By Paul Ndiho, Washington D.C.
September 15, 2010
To most Africans, peacekeeping conjures up positive and heroic images of soldiers operating in difficult and often tragic environments. But for Africa’s strongmen, say analysts, peacekeeping is about catering to Western interests and deflecting attention on themselves during war.
Rwanda has threatened to pull out all its troops from United Nations peacekeeping missions in Darfur, following a leaked draft U.N. report claiming Rwandan troops may have committed genocide in Congo. The U.N. Human Rights report details some serious crimes committed by various forces in Congo during the 1990s and Early 2000s. Richard Downie, a former professional journalist and now a fellow at the Center for Strategic and International Studies, says contributing peacekeepers can help to build a leader’s popularity and international prestige.
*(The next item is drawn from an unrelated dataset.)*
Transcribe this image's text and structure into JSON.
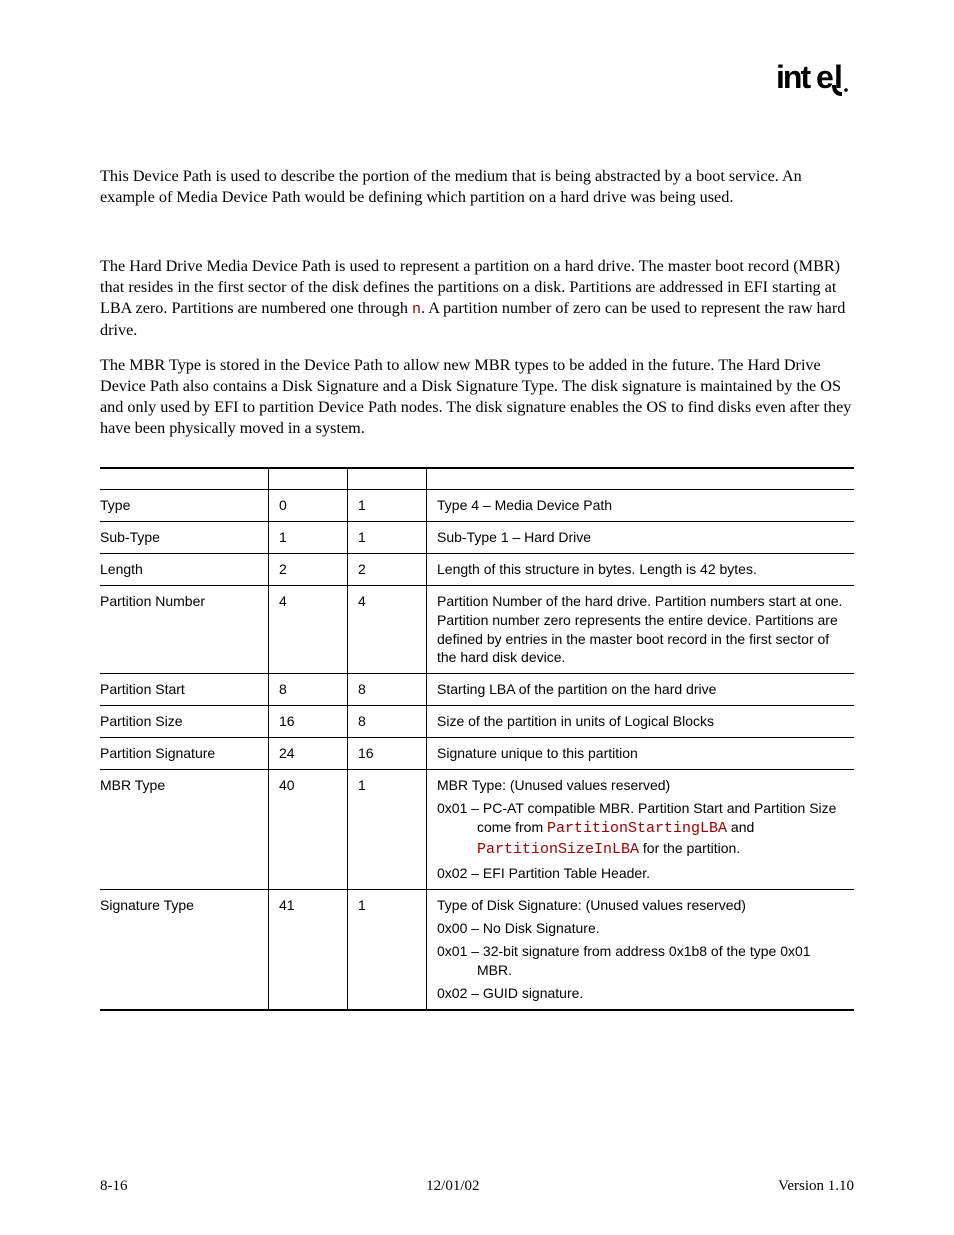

“Contributing peacekeepers for many of these African leaders is very astute; it’s good political business especially where there is a shortage of peacekeepers in Africa. You have some big missions run by the African union and the United Nations in Somalia and the two U.N missions in Sudan spring to mind these are under strength missions any contributions of peace keepers by other African leaders are very welcome.”
Some analysts say African peacekeeping missions are helping African leaders build a cover against criticism over human rights abuses. Rwanda has four battalions of troops deployed in Sudan’s western Darfur region, where the United Nations says conflict has killed as many as 300,000 people since 2003. Rwanda’s Foreign Affairs Minister Louise Mushikiwabo says Rwandan forces did not commit any war crimes in the Democratic Republic of Congo:
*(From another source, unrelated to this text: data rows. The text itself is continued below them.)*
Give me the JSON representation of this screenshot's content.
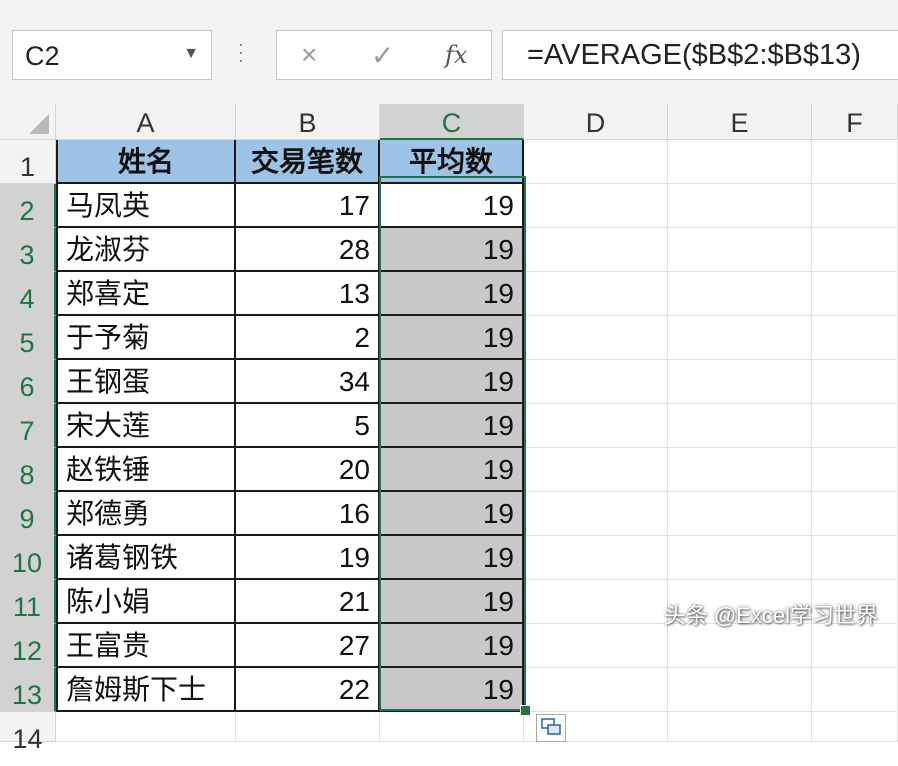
{
  "name_box": {
    "value": "C2"
  },
  "formula_bar": {
    "cancel_icon": "×",
    "enter_icon": "✓",
    "function_label": "fx",
    "formula": "=AVERAGE($B$2:$B$13)"
  },
  "columns": [
    "A",
    "B",
    "C",
    "D",
    "E",
    "F"
  ],
  "rows": [
    "1",
    "2",
    "3",
    "4",
    "5",
    "6",
    "7",
    "8",
    "9",
    "10",
    "11",
    "12",
    "13",
    "14"
  ],
  "table": {
    "headers": [
      "姓名",
      "交易笔数",
      "平均数"
    ],
    "records": [
      {
        "name": "马凤英",
        "count": "17",
        "avg": "19"
      },
      {
        "name": "龙淑芬",
        "count": "28",
        "avg": "19"
      },
      {
        "name": "郑喜定",
        "count": "13",
        "avg": "19"
      },
      {
        "name": "于予菊",
        "count": "2",
        "avg": "19"
      },
      {
        "name": "王钢蛋",
        "count": "34",
        "avg": "19"
      },
      {
        "name": "宋大莲",
        "count": "5",
        "avg": "19"
      },
      {
        "name": "赵铁锤",
        "count": "20",
        "avg": "19"
      },
      {
        "name": "郑德勇",
        "count": "16",
        "avg": "19"
      },
      {
        "name": "诸葛钢铁",
        "count": "19",
        "avg": "19"
      },
      {
        "name": "陈小娟",
        "count": "21",
        "avg": "19"
      },
      {
        "name": "王富贵",
        "count": "27",
        "avg": "19"
      },
      {
        "name": "詹姆斯下士",
        "count": "22",
        "avg": "19"
      }
    ]
  },
  "selection": {
    "active_cell": "C2",
    "range": "C2:C13"
  },
  "colors": {
    "accent": "#217346",
    "header_fill": "#9dc3e6",
    "selection_fill": "#c8c8c8"
  },
  "watermark": "头条 @Excel学习世界"
}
“Seeing the seriousness of accusation against our army, we can’t continue having our army in peacekeeping operations. We made it very clear to highest authorities within UN and we are saying today the United Nations had leaked the draft of this report it has commented on leaked draft which is what we are commenting on it. Now we are saying that we are seriously considering withdrawing our troops from Darfur and we have instructed our commanders there to make contingency plans for our troops to come home.”
U.N. Secretary-General Ban Ki-Moon made an emergency trip to Rwanda and met with Rwanda’s president:
“I decided to visit Kigali at this time to speak directly with president Kagame and his government about their concerns regarding the democratic republic of Congo human rights and mapping exercise commissioned by the office of the High Commissioner of Human Rights of the United Nations. Both the president and I are disappointed by (the fact that) the draft of the report had been leaked. The United Nations is interested in establishing all the facts relating to incidents in the DRC and covered by this mapping exercise.”
Critics say the meeting between the U.N secretary General and the Rwandan president was damage control – and that the United Nations is trying to protect Mr. Kagame’s image, since Rwanda is one of the few countries providing peacekeepers.
“It does show how politically astute it is to contribute peacekeepers where they are in short supply. Therefore, it gives you political leverage on the world stage. So when your domestic conduct is criticized as Rwanda most definitely has been in this draft UN report, then President kagame can turn around and say we will take our troops away if you don’t reconsider your findings. This is real politics.”
U.N. peacekeepers were widely criticized for failing to prevent the 1994 slaughter of 800,000 Tutsis and moderate Hutus in Rwanda that ended only after Tutsi-led fighters seized power. In the process, Rwandan forces invaded Congo following after Hutu militias, where it is alleged that Rwandan troops committed acts of genocide.
Uganda provides the bulk of troops to the African Union Mission in Somalia. For his efforts to extend his term in office, in 2005 Ugandan President Yoweri Museveni came under stinging attack by western governments, especially from then Ambassador Johnnie Carson, who is the current U.S Assistant Secretary of state for Africa. But with his troops now in Somalia, President Yoweri Museveni enjoys a good working relationship with the U.S government, though critics accuse Mr. Museveni of keeping a tight grip on power and not allowing adequate political space for his opposition.